(DATA FOR THIS EXERCISE Opens)

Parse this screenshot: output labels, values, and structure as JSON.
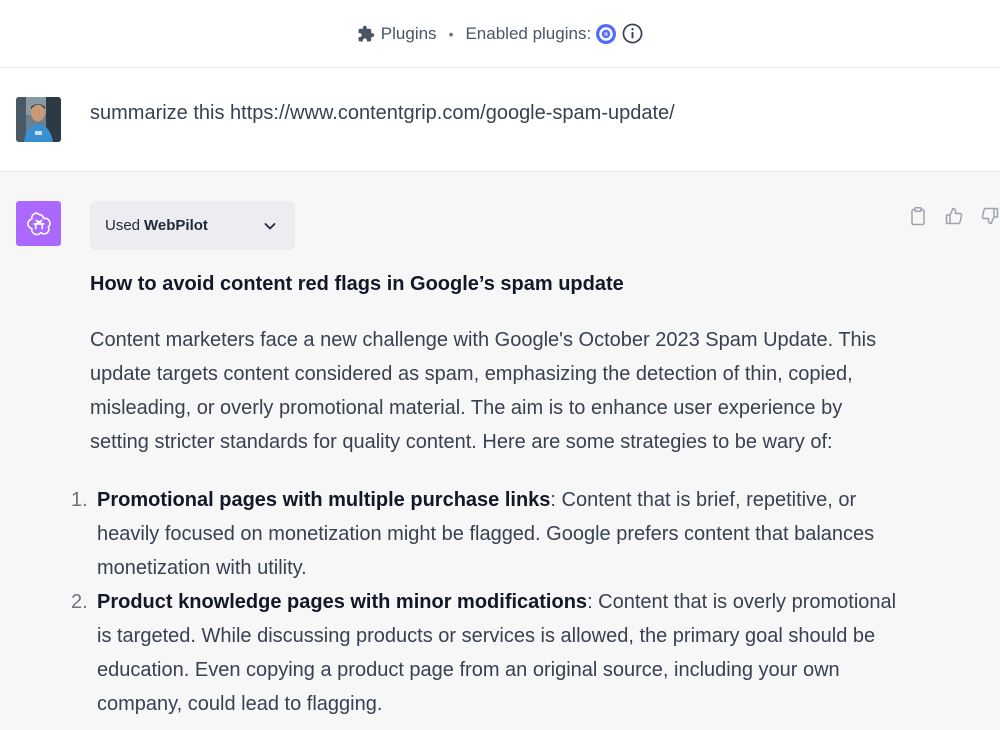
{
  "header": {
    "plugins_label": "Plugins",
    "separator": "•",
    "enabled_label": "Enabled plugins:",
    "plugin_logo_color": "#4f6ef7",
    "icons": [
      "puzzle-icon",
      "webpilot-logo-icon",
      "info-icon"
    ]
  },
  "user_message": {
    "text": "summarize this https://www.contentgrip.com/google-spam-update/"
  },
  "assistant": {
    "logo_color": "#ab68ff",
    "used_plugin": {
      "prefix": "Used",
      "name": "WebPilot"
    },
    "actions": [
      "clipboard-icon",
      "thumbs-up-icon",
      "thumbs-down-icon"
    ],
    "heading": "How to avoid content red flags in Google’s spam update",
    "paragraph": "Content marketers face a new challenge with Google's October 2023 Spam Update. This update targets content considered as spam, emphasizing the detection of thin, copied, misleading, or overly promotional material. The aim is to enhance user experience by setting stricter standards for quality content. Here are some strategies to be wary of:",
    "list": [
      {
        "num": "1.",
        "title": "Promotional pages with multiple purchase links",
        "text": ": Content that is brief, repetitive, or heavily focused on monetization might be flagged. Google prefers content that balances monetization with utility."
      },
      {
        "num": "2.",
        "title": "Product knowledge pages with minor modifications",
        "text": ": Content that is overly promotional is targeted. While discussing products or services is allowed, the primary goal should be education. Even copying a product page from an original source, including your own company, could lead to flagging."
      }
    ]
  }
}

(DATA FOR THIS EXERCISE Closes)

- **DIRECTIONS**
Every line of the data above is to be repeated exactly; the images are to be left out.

- **SOLUTION FOR THIS TASK**
Parse this screenshot: output labels, values, and structure as JSON.
{
  "header": {
    "plugins_label": "Plugins",
    "separator": "•",
    "enabled_label": "Enabled plugins:",
    "plugin_logo_color": "#4f6ef7",
    "icons": [
      "puzzle-icon",
      "webpilot-logo-icon",
      "info-icon"
    ]
  },
  "user_message": {
    "text": "summarize this https://www.contentgrip.com/google-spam-update/"
  },
  "assistant": {
    "logo_color": "#ab68ff",
    "used_plugin": {
      "prefix": "Used",
      "name": "WebPilot"
    },
    "actions": [
      "clipboard-icon",
      "thumbs-up-icon",
      "thumbs-down-icon"
    ],
    "heading": "How to avoid content red flags in Google’s spam update",
    "paragraph": "Content marketers face a new challenge with Google's October 2023 Spam Update. This update targets content considered as spam, emphasizing the detection of thin, copied, misleading, or overly promotional material. The aim is to enhance user experience by setting stricter standards for quality content. Here are some strategies to be wary of:",
    "list": [
      {
        "num": "1.",
        "title": "Promotional pages with multiple purchase links",
        "text": ": Content that is brief, repetitive, or heavily focused on monetization might be flagged. Google prefers content that balances monetization with utility."
      },
      {
        "num": "2.",
        "title": "Product knowledge pages with minor modifications",
        "text": ": Content that is overly promotional is targeted. While discussing products or services is allowed, the primary goal should be education. Even copying a product page from an original source, including your own company, could lead to flagging."
      }
    ]
  }
}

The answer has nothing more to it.